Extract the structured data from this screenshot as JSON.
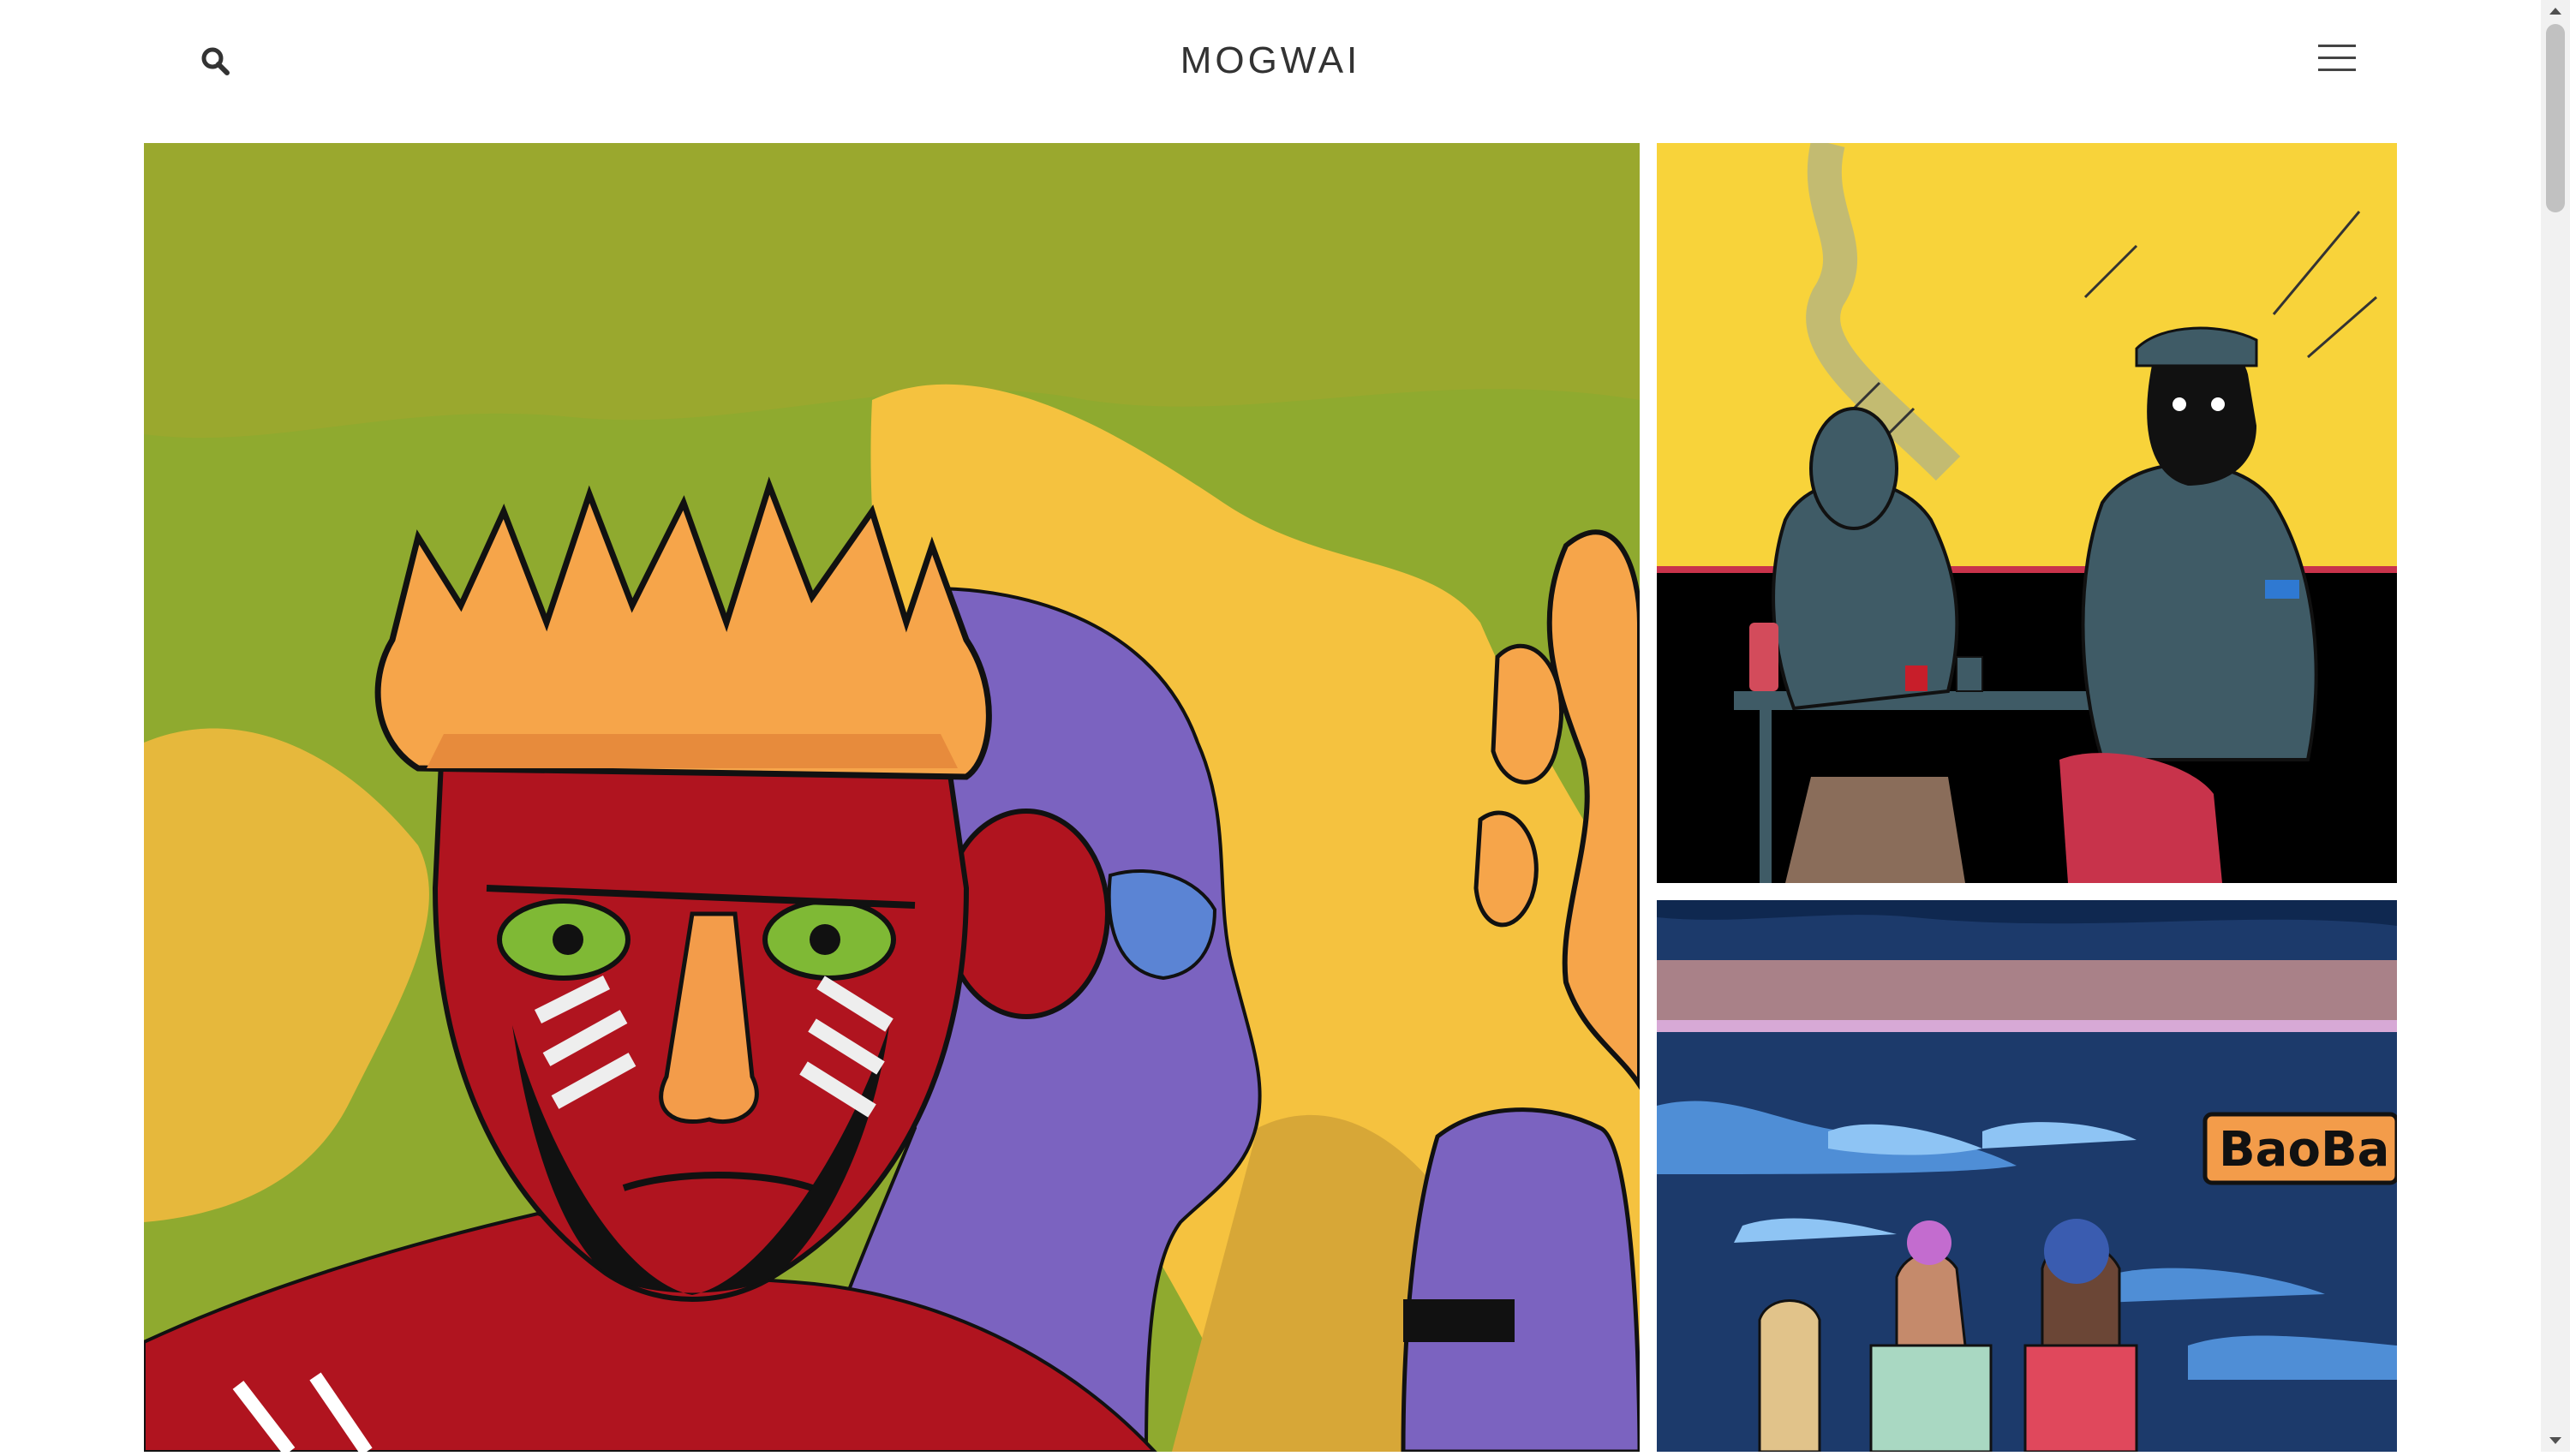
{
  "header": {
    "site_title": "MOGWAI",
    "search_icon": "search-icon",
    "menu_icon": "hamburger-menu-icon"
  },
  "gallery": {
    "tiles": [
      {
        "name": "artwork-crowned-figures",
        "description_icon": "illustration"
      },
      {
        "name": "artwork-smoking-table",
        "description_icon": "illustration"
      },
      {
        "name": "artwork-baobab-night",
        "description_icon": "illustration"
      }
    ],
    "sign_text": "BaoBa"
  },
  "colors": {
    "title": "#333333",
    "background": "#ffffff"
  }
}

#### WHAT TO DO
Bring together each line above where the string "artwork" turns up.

#### WRITTEN SOLUTION
        "name": "artwork-crowned-figures",
        "name": "artwork-smoking-table",
        "name": "artwork-baobab-night",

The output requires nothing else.